Problem to work on → Determine how many lines of the entries contain "word". Reply with that number alone.

Data listing →

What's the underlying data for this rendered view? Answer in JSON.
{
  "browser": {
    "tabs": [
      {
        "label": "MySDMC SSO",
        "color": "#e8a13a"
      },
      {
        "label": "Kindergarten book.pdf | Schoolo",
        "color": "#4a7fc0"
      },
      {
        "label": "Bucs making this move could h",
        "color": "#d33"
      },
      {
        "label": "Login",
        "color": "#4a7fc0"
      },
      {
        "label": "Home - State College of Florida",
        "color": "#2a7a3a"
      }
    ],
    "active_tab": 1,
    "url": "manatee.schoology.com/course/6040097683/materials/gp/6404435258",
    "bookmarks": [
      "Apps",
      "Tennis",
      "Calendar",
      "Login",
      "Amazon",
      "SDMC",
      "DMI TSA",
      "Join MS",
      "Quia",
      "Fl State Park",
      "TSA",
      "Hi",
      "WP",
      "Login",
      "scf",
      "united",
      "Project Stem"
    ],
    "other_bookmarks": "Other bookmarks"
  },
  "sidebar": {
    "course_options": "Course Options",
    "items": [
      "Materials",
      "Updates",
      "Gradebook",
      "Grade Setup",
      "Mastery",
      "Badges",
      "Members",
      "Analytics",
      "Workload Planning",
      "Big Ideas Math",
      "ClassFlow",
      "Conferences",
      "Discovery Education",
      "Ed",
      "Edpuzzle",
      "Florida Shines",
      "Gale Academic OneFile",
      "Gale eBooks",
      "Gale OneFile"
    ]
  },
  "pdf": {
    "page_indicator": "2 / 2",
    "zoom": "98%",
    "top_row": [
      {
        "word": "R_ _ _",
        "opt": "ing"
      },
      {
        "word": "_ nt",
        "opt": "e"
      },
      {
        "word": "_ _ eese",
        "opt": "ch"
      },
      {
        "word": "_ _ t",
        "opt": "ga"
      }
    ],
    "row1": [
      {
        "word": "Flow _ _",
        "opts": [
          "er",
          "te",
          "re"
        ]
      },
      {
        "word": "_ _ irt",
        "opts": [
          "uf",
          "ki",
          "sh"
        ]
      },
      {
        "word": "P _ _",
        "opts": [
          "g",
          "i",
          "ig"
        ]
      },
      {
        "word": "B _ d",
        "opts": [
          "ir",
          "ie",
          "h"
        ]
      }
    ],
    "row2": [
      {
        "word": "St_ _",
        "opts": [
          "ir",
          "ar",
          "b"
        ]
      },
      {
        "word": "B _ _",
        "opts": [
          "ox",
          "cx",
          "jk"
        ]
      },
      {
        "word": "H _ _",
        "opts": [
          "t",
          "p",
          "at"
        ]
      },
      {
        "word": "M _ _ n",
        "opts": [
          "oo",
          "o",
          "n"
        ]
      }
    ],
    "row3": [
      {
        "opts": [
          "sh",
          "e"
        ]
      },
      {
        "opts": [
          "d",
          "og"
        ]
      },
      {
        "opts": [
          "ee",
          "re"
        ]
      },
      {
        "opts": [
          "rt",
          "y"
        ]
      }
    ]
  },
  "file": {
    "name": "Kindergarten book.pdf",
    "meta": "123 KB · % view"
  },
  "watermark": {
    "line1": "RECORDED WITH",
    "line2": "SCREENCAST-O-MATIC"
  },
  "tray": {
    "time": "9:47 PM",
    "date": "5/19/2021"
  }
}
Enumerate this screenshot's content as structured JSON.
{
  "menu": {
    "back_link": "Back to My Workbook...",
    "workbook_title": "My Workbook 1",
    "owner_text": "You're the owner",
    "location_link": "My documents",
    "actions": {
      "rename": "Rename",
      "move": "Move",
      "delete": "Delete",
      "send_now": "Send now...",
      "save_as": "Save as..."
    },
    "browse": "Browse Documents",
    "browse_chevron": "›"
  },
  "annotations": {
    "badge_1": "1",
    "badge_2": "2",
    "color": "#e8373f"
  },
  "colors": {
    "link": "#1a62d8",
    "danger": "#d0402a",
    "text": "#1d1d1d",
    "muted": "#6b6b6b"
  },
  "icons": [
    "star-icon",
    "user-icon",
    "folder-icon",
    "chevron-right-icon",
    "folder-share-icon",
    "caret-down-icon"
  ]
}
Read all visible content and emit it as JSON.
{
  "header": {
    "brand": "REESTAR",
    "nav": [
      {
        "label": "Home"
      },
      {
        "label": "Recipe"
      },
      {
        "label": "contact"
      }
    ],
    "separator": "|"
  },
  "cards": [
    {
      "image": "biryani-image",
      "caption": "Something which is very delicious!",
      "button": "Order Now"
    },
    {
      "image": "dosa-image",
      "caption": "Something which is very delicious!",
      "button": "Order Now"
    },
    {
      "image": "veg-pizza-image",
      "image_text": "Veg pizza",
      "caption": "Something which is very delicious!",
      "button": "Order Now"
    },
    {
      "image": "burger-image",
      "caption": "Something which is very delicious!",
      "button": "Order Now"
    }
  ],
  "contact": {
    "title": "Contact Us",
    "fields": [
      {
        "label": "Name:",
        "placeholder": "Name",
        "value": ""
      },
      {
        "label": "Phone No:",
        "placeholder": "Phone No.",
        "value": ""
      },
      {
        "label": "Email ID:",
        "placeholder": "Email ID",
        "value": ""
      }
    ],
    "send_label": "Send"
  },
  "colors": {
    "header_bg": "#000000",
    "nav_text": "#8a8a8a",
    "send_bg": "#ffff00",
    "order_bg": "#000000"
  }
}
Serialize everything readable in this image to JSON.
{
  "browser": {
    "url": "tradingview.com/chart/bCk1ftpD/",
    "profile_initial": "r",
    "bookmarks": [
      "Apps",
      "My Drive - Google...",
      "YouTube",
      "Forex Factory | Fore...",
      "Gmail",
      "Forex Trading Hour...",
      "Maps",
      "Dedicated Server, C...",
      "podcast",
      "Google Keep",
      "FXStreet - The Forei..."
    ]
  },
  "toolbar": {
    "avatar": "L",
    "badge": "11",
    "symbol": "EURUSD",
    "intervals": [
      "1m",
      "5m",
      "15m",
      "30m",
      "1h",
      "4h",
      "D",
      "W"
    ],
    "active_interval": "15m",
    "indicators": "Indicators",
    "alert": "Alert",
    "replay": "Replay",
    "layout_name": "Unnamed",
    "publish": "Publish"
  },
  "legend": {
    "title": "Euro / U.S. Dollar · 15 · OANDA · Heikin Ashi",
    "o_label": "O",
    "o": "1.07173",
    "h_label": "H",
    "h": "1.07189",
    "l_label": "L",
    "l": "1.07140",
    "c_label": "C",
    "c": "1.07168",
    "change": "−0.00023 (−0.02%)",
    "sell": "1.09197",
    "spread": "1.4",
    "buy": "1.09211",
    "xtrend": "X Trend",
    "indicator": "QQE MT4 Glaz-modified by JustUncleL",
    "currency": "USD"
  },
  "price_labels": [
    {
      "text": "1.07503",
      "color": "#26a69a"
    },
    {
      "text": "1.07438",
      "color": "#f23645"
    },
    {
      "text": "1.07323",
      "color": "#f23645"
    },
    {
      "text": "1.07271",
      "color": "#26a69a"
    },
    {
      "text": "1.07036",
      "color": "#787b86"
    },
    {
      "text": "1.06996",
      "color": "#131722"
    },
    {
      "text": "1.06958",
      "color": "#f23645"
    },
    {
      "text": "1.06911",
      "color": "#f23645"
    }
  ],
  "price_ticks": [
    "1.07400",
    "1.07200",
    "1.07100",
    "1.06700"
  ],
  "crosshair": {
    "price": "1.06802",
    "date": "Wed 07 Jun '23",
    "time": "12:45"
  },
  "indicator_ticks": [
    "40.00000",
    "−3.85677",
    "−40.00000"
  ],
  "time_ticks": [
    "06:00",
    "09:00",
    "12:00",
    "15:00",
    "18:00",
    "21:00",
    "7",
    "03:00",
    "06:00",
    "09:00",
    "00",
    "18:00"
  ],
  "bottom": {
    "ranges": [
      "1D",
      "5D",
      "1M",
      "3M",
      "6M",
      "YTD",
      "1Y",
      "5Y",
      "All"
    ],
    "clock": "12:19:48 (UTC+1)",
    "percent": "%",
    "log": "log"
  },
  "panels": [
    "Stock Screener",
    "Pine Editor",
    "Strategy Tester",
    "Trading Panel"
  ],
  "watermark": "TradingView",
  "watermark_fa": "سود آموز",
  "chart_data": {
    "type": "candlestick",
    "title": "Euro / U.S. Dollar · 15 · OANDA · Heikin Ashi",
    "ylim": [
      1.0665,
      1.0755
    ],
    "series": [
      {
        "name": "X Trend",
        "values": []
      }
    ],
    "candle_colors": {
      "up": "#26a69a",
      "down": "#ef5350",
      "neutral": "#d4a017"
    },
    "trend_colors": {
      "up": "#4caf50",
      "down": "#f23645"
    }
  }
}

Expected output → 12